Counting every line in the entries below where the word "title" occurs, report how many there are. Give only that number.

--- Available data ---

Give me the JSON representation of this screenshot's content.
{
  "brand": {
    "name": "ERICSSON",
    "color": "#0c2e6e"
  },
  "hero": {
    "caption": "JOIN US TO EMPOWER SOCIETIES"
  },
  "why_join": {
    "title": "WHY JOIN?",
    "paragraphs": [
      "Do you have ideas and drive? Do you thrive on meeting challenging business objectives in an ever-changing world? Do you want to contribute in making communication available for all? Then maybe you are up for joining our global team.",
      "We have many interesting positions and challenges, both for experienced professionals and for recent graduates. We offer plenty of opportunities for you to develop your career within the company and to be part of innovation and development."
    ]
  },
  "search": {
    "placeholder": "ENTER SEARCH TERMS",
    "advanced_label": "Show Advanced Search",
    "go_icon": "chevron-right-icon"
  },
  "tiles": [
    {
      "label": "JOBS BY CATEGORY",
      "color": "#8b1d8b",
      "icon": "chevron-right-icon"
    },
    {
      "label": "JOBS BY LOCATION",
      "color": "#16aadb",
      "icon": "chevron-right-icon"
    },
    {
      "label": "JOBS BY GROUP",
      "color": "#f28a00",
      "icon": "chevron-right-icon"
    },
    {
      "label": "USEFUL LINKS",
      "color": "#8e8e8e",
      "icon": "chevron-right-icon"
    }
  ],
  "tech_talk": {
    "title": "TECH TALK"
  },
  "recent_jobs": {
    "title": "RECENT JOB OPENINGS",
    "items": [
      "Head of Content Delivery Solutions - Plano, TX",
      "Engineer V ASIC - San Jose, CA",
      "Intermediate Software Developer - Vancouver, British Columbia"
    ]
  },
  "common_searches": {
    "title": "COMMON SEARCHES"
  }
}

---

* **Result**: 4